TASK PROMPT
Wherever a line in the records below contains "kiválasztása", copy that line.
** Opening DATA RECORDS block **
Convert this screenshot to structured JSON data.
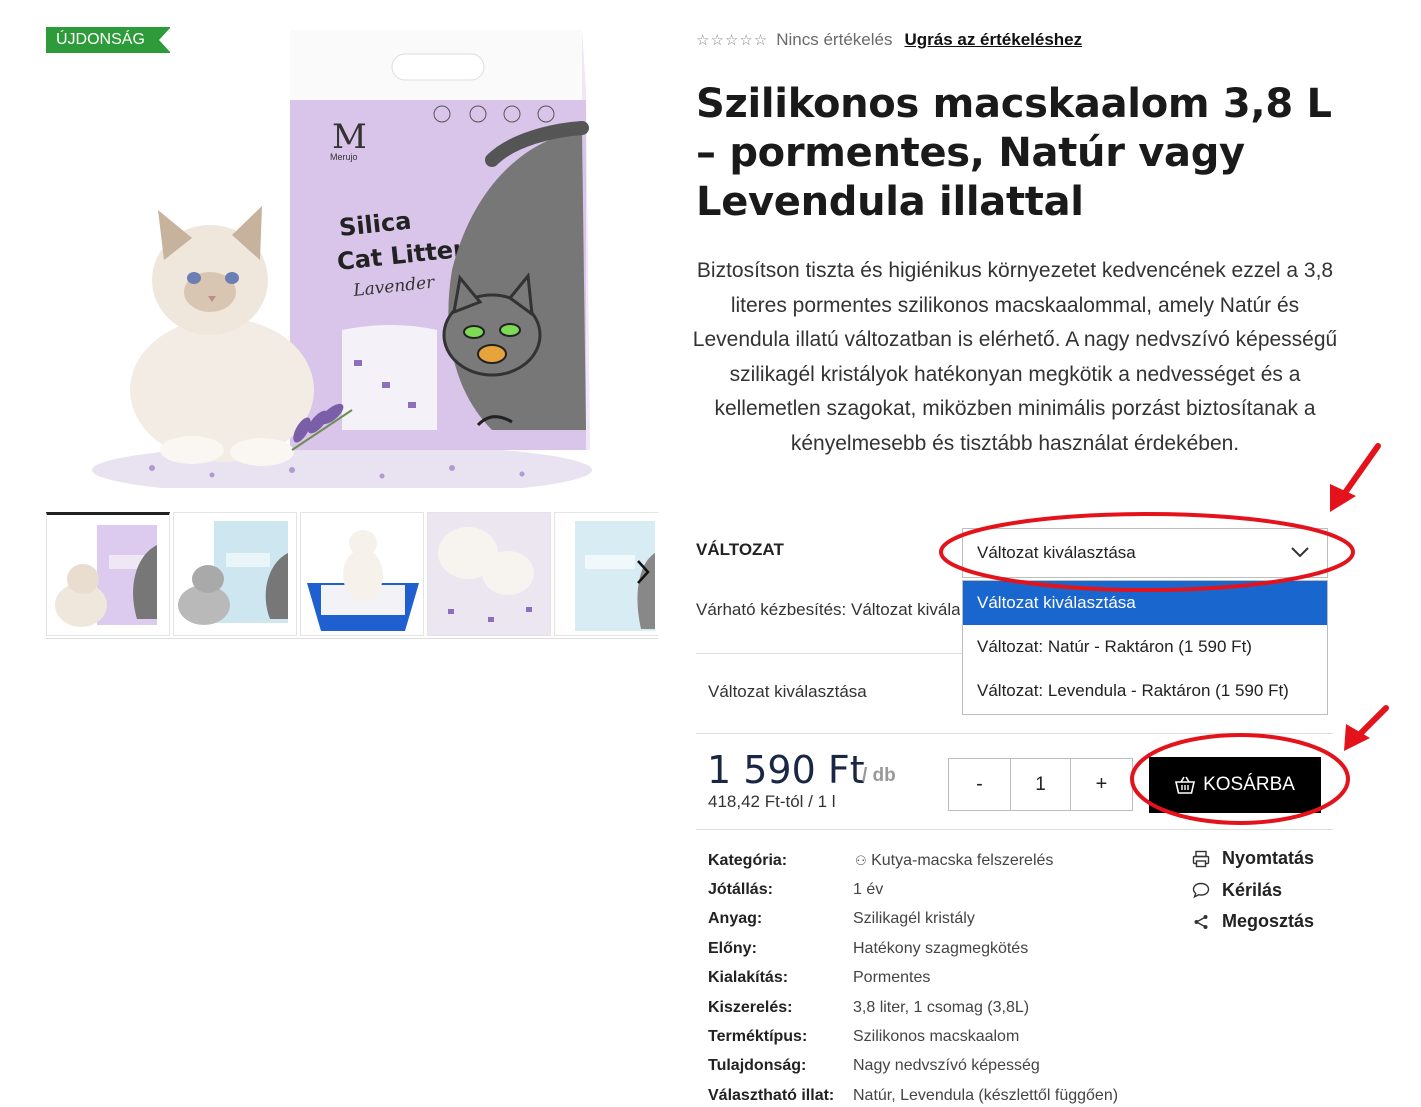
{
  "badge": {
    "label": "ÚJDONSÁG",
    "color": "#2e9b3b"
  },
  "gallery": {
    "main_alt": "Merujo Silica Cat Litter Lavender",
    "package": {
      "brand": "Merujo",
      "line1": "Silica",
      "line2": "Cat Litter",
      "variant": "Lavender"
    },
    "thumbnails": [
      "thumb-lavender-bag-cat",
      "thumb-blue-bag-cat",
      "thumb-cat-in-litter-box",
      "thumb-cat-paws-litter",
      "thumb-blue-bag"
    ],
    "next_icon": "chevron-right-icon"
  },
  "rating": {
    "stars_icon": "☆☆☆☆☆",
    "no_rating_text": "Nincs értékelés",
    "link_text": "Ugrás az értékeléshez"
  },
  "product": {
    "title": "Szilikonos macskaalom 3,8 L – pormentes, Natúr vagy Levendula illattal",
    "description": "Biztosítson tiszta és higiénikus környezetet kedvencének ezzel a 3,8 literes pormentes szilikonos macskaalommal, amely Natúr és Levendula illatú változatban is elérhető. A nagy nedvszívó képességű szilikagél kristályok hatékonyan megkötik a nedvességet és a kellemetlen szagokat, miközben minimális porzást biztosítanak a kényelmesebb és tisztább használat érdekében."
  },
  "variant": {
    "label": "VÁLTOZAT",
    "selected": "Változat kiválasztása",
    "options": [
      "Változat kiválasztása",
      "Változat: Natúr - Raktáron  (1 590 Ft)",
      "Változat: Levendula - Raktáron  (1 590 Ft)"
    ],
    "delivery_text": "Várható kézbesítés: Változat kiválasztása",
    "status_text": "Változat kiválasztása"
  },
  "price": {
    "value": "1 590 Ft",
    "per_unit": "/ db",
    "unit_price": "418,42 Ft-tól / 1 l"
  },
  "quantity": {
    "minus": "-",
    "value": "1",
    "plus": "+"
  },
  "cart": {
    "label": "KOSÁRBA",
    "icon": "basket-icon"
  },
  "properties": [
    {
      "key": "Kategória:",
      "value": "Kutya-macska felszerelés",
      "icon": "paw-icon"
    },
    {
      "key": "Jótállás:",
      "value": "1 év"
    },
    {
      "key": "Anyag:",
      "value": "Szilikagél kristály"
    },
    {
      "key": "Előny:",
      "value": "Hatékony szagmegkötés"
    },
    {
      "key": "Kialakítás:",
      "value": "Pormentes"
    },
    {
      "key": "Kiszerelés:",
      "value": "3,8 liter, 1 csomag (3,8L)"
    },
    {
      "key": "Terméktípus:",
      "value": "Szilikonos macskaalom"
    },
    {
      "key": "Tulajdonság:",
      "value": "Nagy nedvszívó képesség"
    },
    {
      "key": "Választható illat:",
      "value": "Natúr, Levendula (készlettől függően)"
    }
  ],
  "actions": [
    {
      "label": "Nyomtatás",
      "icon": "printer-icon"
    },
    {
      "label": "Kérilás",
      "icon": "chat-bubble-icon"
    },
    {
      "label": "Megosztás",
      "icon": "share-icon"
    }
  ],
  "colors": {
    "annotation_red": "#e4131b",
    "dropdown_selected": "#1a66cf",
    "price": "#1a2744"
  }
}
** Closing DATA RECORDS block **
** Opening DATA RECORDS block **
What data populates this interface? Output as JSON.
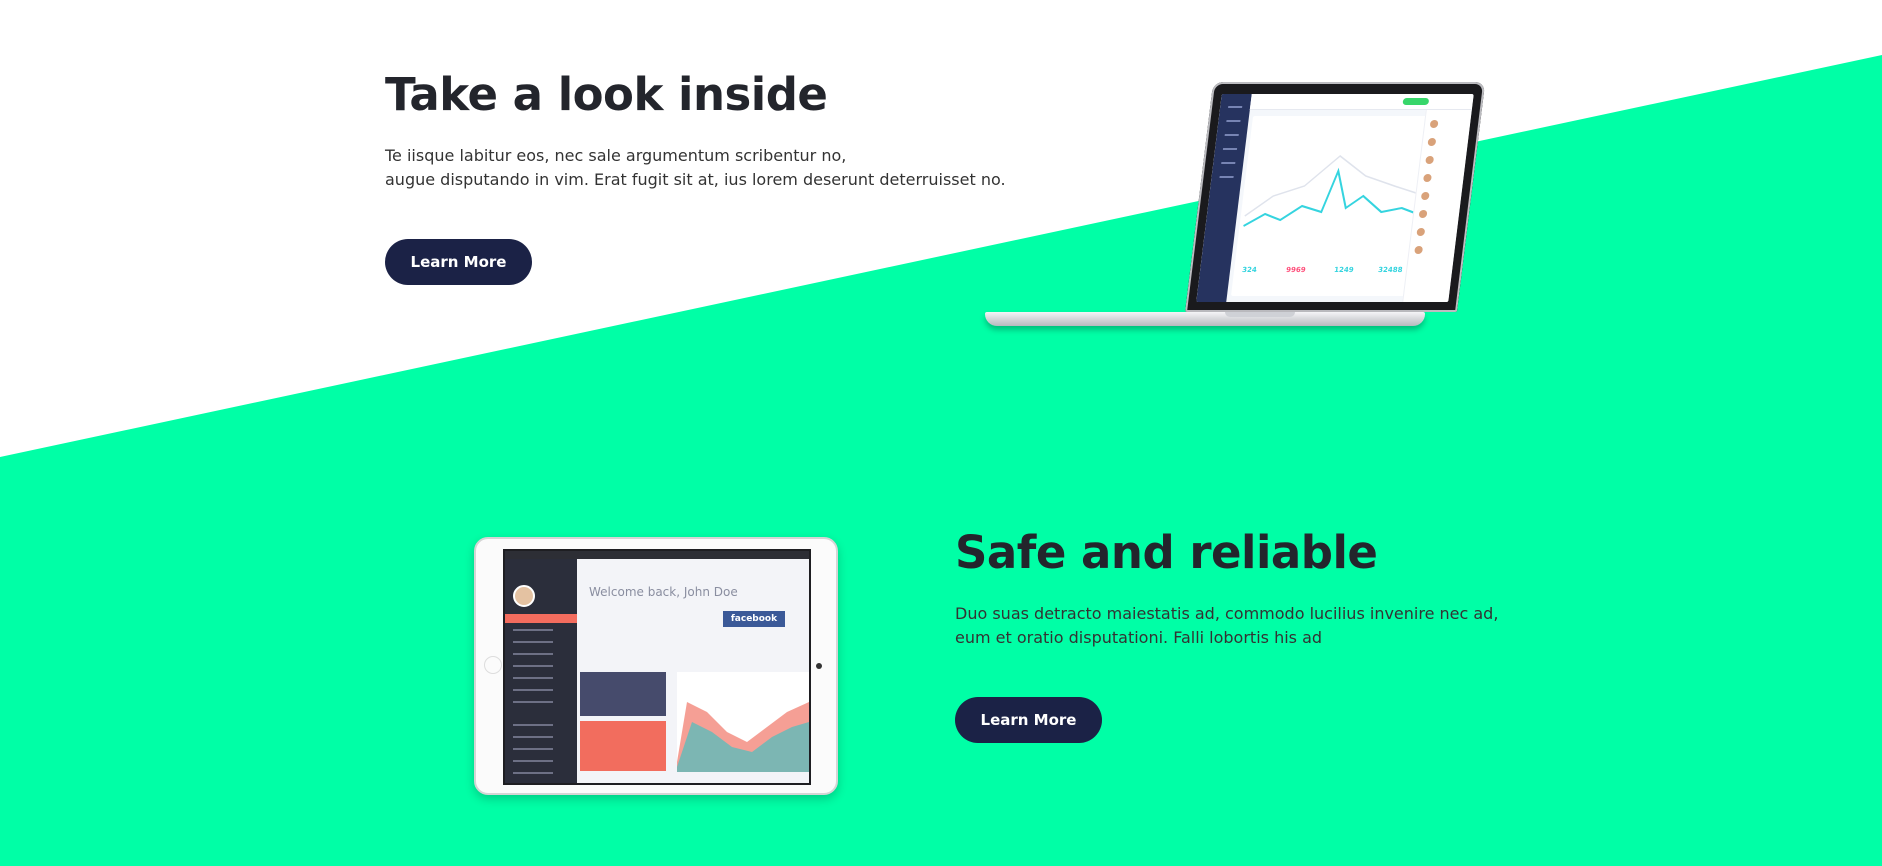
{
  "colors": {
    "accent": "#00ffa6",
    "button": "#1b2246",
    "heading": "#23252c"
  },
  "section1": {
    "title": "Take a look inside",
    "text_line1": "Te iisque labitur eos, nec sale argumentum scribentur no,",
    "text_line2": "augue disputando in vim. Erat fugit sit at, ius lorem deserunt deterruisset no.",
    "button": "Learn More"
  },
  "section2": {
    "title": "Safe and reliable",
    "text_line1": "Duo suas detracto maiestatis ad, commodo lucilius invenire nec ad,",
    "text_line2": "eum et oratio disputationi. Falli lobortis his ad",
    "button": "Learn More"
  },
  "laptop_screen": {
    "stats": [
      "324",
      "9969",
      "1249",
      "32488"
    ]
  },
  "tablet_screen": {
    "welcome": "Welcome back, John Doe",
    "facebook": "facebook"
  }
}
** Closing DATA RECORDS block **
ANSWER SPACE
    "selected": "Változat kiválasztása",
      "Változat kiválasztása",
    "delivery_text": "Várható kézbesítés: Változat kiválasztása",
    "status_text": "Változat kiválasztása"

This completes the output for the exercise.